### What the task asks
For every record here, output an exact copy.

### Information supplied
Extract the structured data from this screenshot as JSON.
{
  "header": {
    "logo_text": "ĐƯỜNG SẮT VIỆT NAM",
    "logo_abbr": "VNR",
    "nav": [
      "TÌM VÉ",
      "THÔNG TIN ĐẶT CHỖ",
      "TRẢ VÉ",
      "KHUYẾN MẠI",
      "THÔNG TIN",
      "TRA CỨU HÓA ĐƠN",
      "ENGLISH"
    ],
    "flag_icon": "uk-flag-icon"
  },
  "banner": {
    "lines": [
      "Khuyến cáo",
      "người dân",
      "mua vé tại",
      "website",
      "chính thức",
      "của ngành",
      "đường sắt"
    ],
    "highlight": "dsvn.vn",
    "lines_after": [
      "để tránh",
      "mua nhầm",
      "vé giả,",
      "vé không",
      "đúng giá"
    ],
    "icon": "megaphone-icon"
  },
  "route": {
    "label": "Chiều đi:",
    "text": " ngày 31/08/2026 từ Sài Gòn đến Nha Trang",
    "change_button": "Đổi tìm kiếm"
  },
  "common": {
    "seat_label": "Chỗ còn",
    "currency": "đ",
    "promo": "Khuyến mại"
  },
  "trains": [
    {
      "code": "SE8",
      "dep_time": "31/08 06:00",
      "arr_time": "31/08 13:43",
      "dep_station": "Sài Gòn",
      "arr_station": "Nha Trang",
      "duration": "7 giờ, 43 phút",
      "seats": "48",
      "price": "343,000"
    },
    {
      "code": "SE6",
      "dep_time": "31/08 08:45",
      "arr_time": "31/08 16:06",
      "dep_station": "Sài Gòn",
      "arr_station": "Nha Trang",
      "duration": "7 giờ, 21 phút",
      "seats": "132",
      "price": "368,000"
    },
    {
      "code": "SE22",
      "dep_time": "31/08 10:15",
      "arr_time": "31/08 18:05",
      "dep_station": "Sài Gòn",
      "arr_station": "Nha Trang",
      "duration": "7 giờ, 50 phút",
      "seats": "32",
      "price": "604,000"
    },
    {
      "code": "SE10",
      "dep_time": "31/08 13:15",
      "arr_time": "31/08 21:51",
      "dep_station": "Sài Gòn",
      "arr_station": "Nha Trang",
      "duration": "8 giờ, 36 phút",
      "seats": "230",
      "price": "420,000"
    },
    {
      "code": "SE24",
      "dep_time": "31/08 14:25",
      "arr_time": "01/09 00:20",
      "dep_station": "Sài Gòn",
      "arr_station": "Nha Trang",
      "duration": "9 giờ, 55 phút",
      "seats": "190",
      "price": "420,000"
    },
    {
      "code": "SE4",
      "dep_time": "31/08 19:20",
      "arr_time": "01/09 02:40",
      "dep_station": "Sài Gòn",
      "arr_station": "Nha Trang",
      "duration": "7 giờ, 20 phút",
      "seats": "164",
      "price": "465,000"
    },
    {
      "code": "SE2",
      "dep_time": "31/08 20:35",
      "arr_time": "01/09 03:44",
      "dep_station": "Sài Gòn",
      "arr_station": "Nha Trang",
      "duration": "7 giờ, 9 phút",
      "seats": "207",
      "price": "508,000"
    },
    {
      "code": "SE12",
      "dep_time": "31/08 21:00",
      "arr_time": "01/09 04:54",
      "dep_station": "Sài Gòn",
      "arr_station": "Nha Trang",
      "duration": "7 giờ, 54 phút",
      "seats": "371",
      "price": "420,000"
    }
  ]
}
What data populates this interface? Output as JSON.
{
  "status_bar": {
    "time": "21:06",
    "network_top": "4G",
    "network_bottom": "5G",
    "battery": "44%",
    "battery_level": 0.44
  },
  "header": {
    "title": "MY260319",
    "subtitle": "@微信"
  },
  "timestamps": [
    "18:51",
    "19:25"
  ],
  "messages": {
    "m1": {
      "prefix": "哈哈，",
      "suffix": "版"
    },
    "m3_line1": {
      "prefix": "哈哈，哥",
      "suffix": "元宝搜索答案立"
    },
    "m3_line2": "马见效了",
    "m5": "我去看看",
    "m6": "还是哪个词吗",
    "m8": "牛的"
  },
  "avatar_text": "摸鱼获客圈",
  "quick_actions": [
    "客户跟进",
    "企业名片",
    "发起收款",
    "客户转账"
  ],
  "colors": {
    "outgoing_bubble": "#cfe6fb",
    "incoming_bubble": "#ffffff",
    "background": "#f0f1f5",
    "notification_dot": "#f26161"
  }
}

### Output for this exercise
Extract the structured data from this screenshot as JSON.
{
  "header": {
    "logo_text": "ĐƯỜNG SẮT VIỆT NAM",
    "logo_abbr": "VNR",
    "nav": [
      "TÌM VÉ",
      "THÔNG TIN ĐẶT CHỖ",
      "TRẢ VÉ",
      "KHUYẾN MẠI",
      "THÔNG TIN",
      "TRA CỨU HÓA ĐƠN",
      "ENGLISH"
    ],
    "flag_icon": "uk-flag-icon"
  },
  "banner": {
    "lines": [
      "Khuyến cáo",
      "người dân",
      "mua vé tại",
      "website",
      "chính thức",
      "của ngành",
      "đường sắt"
    ],
    "highlight": "dsvn.vn",
    "lines_after": [
      "để tránh",
      "mua nhầm",
      "vé giả,",
      "vé không",
      "đúng giá"
    ],
    "icon": "megaphone-icon"
  },
  "route": {
    "label": "Chiều đi:",
    "text": " ngày 31/08/2026 từ Sài Gòn đến Nha Trang",
    "change_button": "Đổi tìm kiếm"
  },
  "common": {
    "seat_label": "Chỗ còn",
    "currency": "đ",
    "promo": "Khuyến mại"
  },
  "trains": [
    {
      "code": "SE8",
      "dep_time": "31/08 06:00",
      "arr_time": "31/08 13:43",
      "dep_station": "Sài Gòn",
      "arr_station": "Nha Trang",
      "duration": "7 giờ, 43 phút",
      "seats": "48",
      "price": "343,000"
    },
    {
      "code": "SE6",
      "dep_time": "31/08 08:45",
      "arr_time": "31/08 16:06",
      "dep_station": "Sài Gòn",
      "arr_station": "Nha Trang",
      "duration": "7 giờ, 21 phút",
      "seats": "132",
      "price": "368,000"
    },
    {
      "code": "SE22",
      "dep_time": "31/08 10:15",
      "arr_time": "31/08 18:05",
      "dep_station": "Sài Gòn",
      "arr_station": "Nha Trang",
      "duration": "7 giờ, 50 phút",
      "seats": "32",
      "price": "604,000"
    },
    {
      "code": "SE10",
      "dep_time": "31/08 13:15",
      "arr_time": "31/08 21:51",
      "dep_station": "Sài Gòn",
      "arr_station": "Nha Trang",
      "duration": "8 giờ, 36 phút",
      "seats": "230",
      "price": "420,000"
    },
    {
      "code": "SE24",
      "dep_time": "31/08 14:25",
      "arr_time": "01/09 00:20",
      "dep_station": "Sài Gòn",
      "arr_station": "Nha Trang",
      "duration": "9 giờ, 55 phút",
      "seats": "190",
      "price": "420,000"
    },
    {
      "code": "SE4",
      "dep_time": "31/08 19:20",
      "arr_time": "01/09 02:40",
      "dep_station": "Sài Gòn",
      "arr_station": "Nha Trang",
      "duration": "7 giờ, 20 phút",
      "seats": "164",
      "price": "465,000"
    },
    {
      "code": "SE2",
      "dep_time": "31/08 20:35",
      "arr_time": "01/09 03:44",
      "dep_station": "Sài Gòn",
      "arr_station": "Nha Trang",
      "duration": "7 giờ, 9 phút",
      "seats": "207",
      "price": "508,000"
    },
    {
      "code": "SE12",
      "dep_time": "31/08 21:00",
      "arr_time": "01/09 04:54",
      "dep_station": "Sài Gòn",
      "arr_station": "Nha Trang",
      "duration": "7 giờ, 54 phút",
      "seats": "371",
      "price": "420,000"
    }
  ]
}
What data populates this interface? Output as JSON.
{
  "status_bar": {
    "time": "21:06",
    "network_top": "4G",
    "network_bottom": "5G",
    "battery": "44%",
    "battery_level": 0.44
  },
  "header": {
    "title": "MY260319",
    "subtitle": "@微信"
  },
  "timestamps": [
    "18:51",
    "19:25"
  ],
  "messages": {
    "m1": {
      "prefix": "哈哈，",
      "suffix": "版"
    },
    "m3_line1": {
      "prefix": "哈哈，哥",
      "suffix": "元宝搜索答案立"
    },
    "m3_line2": "马见效了",
    "m5": "我去看看",
    "m6": "还是哪个词吗",
    "m8": "牛的"
  },
  "avatar_text": "摸鱼获客圈",
  "quick_actions": [
    "客户跟进",
    "企业名片",
    "发起收款",
    "客户转账"
  ],
  "colors": {
    "outgoing_bubble": "#cfe6fb",
    "incoming_bubble": "#ffffff",
    "background": "#f0f1f5",
    "notification_dot": "#f26161"
  }
}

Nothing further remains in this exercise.